|International Classification||G06T3/40, G06K9/32|
|Sep 16, 1999||AS||Assignment|
Owner name: SAGE, INC., CALIFORNIA
Free format text: ASSIGNMENT OF ASSIGNORS INTEREST;ASSIGNORS:AGARWAL, SANDEEP;JOHARY, ARUN;REEL/FRAME:010252/0942
Effective date: 19990910
|Aug 10, 2004||CC||Certificate of correction|
|Nov 13, 2007||FPAY||Fee payment|
Year of fee payment: 4
|Nov 19, 2007||REMI||Maintenance fee reminder mailed|
|May 20, 2009||AS||Assignment|
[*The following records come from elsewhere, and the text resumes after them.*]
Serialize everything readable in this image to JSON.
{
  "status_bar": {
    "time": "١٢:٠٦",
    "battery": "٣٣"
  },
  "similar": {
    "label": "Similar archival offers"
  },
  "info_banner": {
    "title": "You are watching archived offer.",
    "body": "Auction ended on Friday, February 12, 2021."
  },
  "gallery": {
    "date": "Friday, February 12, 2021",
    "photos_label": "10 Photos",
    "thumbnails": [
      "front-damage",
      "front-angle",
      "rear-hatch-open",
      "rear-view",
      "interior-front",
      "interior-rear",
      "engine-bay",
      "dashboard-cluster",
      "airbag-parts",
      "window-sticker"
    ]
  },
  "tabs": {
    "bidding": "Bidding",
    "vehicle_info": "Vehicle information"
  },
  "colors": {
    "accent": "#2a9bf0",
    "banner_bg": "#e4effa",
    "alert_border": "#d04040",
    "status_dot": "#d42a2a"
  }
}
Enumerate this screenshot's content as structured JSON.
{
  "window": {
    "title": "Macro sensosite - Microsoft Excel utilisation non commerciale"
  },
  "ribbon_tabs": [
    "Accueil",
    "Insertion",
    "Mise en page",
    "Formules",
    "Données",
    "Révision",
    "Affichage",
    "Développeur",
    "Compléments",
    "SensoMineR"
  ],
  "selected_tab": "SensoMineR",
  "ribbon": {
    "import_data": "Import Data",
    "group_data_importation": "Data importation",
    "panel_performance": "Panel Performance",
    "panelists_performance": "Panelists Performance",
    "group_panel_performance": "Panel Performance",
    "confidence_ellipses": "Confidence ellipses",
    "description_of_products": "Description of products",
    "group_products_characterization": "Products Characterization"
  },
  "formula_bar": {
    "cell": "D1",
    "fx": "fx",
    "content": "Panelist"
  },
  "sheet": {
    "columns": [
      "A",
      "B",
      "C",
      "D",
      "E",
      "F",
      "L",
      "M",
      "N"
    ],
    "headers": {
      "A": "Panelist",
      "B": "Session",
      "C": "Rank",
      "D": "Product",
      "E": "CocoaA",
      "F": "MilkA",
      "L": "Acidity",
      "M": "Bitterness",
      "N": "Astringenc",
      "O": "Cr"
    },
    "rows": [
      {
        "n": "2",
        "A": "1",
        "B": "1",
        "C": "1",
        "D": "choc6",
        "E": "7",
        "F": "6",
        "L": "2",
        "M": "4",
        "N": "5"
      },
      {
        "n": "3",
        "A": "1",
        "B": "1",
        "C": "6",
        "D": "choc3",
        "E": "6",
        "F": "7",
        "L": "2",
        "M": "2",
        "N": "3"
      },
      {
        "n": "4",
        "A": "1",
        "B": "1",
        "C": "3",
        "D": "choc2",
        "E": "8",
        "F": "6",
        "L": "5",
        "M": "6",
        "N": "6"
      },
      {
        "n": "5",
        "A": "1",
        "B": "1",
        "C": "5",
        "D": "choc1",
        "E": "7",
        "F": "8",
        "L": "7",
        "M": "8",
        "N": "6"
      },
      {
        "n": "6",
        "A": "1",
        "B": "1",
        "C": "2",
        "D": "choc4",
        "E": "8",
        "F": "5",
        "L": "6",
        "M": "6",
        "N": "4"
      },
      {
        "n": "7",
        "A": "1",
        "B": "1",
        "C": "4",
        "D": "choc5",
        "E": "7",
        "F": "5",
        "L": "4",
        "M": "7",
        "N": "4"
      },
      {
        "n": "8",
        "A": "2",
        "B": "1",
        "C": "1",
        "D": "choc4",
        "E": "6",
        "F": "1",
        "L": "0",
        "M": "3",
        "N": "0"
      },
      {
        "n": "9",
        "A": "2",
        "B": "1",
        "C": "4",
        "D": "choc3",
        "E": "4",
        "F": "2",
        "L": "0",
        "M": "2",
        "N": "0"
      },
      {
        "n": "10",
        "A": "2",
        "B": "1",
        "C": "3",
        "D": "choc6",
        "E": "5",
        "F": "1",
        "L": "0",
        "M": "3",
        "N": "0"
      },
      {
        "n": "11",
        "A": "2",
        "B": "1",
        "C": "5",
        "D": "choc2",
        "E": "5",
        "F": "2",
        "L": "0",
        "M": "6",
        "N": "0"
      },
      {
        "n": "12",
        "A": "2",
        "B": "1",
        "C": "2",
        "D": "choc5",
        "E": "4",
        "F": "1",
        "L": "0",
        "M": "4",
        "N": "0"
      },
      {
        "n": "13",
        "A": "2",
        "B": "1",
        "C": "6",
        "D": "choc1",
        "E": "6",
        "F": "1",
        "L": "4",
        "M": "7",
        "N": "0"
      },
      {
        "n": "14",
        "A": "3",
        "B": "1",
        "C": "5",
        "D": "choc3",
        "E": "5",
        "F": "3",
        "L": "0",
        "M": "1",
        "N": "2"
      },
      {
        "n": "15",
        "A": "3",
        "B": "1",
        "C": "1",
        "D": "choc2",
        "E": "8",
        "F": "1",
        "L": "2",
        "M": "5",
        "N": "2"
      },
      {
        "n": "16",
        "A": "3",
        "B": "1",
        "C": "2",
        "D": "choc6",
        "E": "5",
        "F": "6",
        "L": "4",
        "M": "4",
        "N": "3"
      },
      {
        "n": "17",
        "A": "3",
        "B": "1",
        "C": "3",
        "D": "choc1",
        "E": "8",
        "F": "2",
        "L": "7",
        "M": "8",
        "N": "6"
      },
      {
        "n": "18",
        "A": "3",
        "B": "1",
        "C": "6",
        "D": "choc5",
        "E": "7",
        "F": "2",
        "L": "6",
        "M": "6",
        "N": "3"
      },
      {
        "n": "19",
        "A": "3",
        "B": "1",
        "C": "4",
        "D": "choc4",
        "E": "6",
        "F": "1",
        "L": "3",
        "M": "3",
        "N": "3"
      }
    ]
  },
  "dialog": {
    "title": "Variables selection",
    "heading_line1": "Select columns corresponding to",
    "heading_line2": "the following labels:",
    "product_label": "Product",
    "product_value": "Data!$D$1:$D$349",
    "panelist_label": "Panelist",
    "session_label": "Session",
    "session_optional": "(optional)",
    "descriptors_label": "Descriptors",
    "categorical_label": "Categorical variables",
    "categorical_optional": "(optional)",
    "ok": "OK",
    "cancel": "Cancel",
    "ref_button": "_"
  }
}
Owner name: TAMIRAS PER PTE. LTD., LLC, DELAWARE
Free format text: ASSIGNMENT OF ASSIGNORS INTEREST;ASSIGNOR:SAGE, INC.;REEL/FRAME:022714/0093
Effective date: 20090313
|Sep 23, 2011||FPAY||Fee payment|
Year of fee payment: 8